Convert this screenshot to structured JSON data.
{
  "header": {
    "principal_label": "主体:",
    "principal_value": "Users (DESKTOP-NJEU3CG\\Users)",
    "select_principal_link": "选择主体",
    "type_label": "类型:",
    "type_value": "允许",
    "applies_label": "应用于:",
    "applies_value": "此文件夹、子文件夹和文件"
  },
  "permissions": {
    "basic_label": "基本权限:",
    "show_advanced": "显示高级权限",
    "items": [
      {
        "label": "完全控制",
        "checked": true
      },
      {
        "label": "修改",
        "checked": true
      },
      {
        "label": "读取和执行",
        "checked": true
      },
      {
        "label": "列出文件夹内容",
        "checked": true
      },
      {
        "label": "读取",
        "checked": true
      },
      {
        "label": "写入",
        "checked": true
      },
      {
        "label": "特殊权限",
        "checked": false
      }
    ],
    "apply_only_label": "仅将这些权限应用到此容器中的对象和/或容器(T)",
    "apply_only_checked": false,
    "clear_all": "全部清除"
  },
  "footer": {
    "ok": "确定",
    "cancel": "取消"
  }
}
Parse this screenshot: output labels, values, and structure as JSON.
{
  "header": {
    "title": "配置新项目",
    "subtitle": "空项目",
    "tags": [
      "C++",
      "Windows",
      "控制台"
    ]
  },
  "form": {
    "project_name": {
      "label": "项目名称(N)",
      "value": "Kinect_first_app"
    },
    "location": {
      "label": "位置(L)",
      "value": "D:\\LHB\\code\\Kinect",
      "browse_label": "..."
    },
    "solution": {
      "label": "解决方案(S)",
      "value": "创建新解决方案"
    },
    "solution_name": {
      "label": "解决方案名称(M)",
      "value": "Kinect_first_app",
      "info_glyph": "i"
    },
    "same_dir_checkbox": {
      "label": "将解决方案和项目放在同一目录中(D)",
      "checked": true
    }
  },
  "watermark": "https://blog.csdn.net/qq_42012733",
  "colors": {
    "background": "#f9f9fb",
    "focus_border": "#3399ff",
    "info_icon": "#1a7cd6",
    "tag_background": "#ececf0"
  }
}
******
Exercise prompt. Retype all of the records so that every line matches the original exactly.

Output below.
Convert this screenshot to structured JSON data.
{
  "header": {
    "principal_label": "主体:",
    "principal_value": "Users (DESKTOP-NJEU3CG\\Users)",
    "select_principal_link": "选择主体",
    "type_label": "类型:",
    "type_value": "允许",
    "applies_label": "应用于:",
    "applies_value": "此文件夹、子文件夹和文件"
  },
  "permissions": {
    "basic_label": "基本权限:",
    "show_advanced": "显示高级权限",
    "items": [
      {
        "label": "完全控制",
        "checked": true
      },
      {
        "label": "修改",
        "checked": true
      },
      {
        "label": "读取和执行",
        "checked": true
      },
      {
        "label": "列出文件夹内容",
        "checked": true
      },
      {
        "label": "读取",
        "checked": true
      },
      {
        "label": "写入",
        "checked": true
      },
      {
        "label": "特殊权限",
        "checked": false
      }
    ],
    "apply_only_label": "仅将这些权限应用到此容器中的对象和/或容器(T)",
    "apply_only_checked": false,
    "clear_all": "全部清除"
  },
  "footer": {
    "ok": "确定",
    "cancel": "取消"
  }
}
Parse this screenshot: output labels, values, and structure as JSON.
{
  "header": {
    "title": "配置新项目",
    "subtitle": "空项目",
    "tags": [
      "C++",
      "Windows",
      "控制台"
    ]
  },
  "form": {
    "project_name": {
      "label": "项目名称(N)",
      "value": "Kinect_first_app"
    },
    "location": {
      "label": "位置(L)",
      "value": "D:\\LHB\\code\\Kinect",
      "browse_label": "..."
    },
    "solution": {
      "label": "解决方案(S)",
      "value": "创建新解决方案"
    },
    "solution_name": {
      "label": "解决方案名称(M)",
      "value": "Kinect_first_app",
      "info_glyph": "i"
    },
    "same_dir_checkbox": {
      "label": "将解决方案和项目放在同一目录中(D)",
      "checked": true
    }
  },
  "watermark": "https://blog.csdn.net/qq_42012733",
  "colors": {
    "background": "#f9f9fb",
    "focus_border": "#3399ff",
    "info_icon": "#1a7cd6",
    "tag_background": "#ececf0"
  }
}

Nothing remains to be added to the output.